Tate’s rhetoric has harnessed the concerns, fears, insecurities and hate of younger generations of men who see the changing landscape — a society where a man’s identity might no longer be intertwined with one’s professional and social status (especially relative to women) — as a devaluation of their masculinity.

Tate is the latest key player in a larger, concerning movement

The impact of Tate’s messaging should not be considered separately from other attacks on women and their freedoms, Roose said — from the rampant online harassment and judgment of women to the recent overturning of Roe v. Wade, they are all part of the same larger conversation: how violence against women will be defined for generations moving forward.


“We’re seeing this seed being planted for a new generation of men who don’t respect women and who have deep-seeded animosity toward women’s rights,” Roose said.

Extreme misogyny, historically speaking, is nothing new. But the breadth and depth of its messaging via social media — “reaching kids in their living rooms,” Roose said — is something to be concerned with. In particular, through the messaging of influencers such as Tate, online misogyny has elevated beyond sexualization to, specifically, hate.

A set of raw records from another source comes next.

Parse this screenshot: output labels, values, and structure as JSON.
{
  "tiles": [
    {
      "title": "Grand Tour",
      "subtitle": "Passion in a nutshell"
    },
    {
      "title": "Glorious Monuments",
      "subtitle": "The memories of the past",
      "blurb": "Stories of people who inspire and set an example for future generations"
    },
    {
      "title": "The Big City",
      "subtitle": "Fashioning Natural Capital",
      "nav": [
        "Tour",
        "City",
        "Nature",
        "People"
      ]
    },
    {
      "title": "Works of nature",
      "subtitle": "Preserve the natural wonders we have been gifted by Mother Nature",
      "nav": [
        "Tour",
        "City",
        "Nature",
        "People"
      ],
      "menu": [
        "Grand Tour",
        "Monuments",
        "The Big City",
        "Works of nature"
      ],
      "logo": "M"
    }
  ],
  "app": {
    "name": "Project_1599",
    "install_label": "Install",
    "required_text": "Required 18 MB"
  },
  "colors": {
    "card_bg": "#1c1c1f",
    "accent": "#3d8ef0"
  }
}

“How many men are really bashing their wives, in particular young men? Or partaking in incredibly harmful activity in the private sphere? How many of them are engaging with [Tate’s] material and being deeply influenced by it?” Roose asked.

Data that answers these questions is often incomplete. Such behavior is more prevalent than is reported, Roose said.

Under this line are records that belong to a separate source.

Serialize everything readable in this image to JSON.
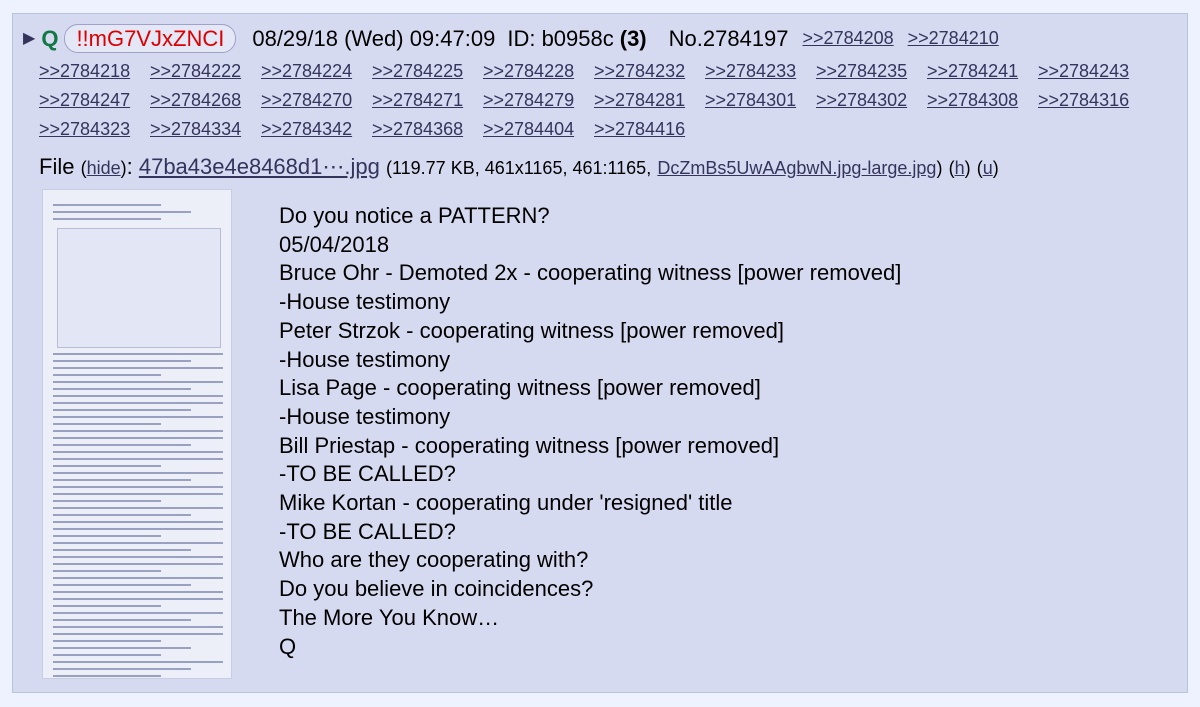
{
  "post": {
    "arrow": "▶",
    "name": "Q",
    "tripcode": "!!mG7VJxZNCI",
    "datetime": "08/29/18 (Wed) 09:47:09",
    "id_label": "ID: b0958c",
    "id_count": "(3)",
    "post_number": "No.2784197",
    "replies": [
      ">>2784208",
      ">>2784210",
      ">>2784218",
      ">>2784222",
      ">>2784224",
      ">>2784225",
      ">>2784228",
      ">>2784232",
      ">>2784233",
      ">>2784235",
      ">>2784241",
      ">>2784243",
      ">>2784247",
      ">>2784268",
      ">>2784270",
      ">>2784271",
      ">>2784279",
      ">>2784281",
      ">>2784301",
      ">>2784302",
      ">>2784308",
      ">>2784316",
      ">>2784323",
      ">>2784334",
      ">>2784342",
      ">>2784368",
      ">>2784404",
      ">>2784416"
    ],
    "file": {
      "label": "File",
      "hide": "hide",
      "filename": "47ba43e4e8468d1⋯.jpg",
      "meta": "(119.77 KB, 461x1165, 461:1165,",
      "original_name": "DcZmBs5UwAAgbwN.jpg-large.jpg",
      "h": "h",
      "u": "u"
    },
    "message": [
      "Do you notice a PATTERN?",
      "05/04/2018",
      "Bruce Ohr - Demoted 2x - cooperating witness [power removed]",
      "-House testimony",
      "Peter Strzok - cooperating witness [power removed]",
      "-House testimony",
      "Lisa Page - cooperating witness [power removed]",
      "-House testimony",
      "Bill Priestap - cooperating witness [power removed]",
      "-TO BE CALLED?",
      "Mike Kortan - cooperating under 'resigned' title",
      "-TO BE CALLED?",
      "Who are they cooperating with?",
      "Do you believe in coincidences?",
      "The More You Know…",
      "Q"
    ]
  },
  "colors": {
    "page_bg": "#eef2ff",
    "post_bg": "#d6daf0",
    "name": "#117743",
    "tripcode": "#dd0000",
    "link": "#34345c"
  }
}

And it is easier to blow up on social media using controversy and absolutes, as Tate has done, than it is by promoting healthy masculine ideals — examples of which are ubiquitous, Roose said, but need to be championed more fiercely moving forward, rather than demeaned.


And what about the anti-Andrew Tates of the social media world?

Roose cited Adam Goodes, an Indigenous Australian soccer player, and Colin Kaepernick, an American football player, as examples of famous athletes who promoted healthier versions of masculinity — tolerance and community work in particular.

Goodes, whose mother is of the Australian Aboriginal Stolen Generation, has championed Indigenous rights, causes and culture throughout Australia. Kaepernick used his platform to raise awareness of civil rights and the Black experience in America.

But when they spoke out against racism and hate, their messages were politicized, condemned and literally booed.

Still, speaking out is what is needed to fight against the messages that popular social media misogynists are trying so desperately to spread, said Roose.

“If we don’t collectively stand up and advocate, research and speak out [against misogyny],” said Roose. “The opposition, so to speak, is so organized that we will be dragged, kicking and screaming, back to them.”

Thanks to Alicia Benjamin for copy editing this article.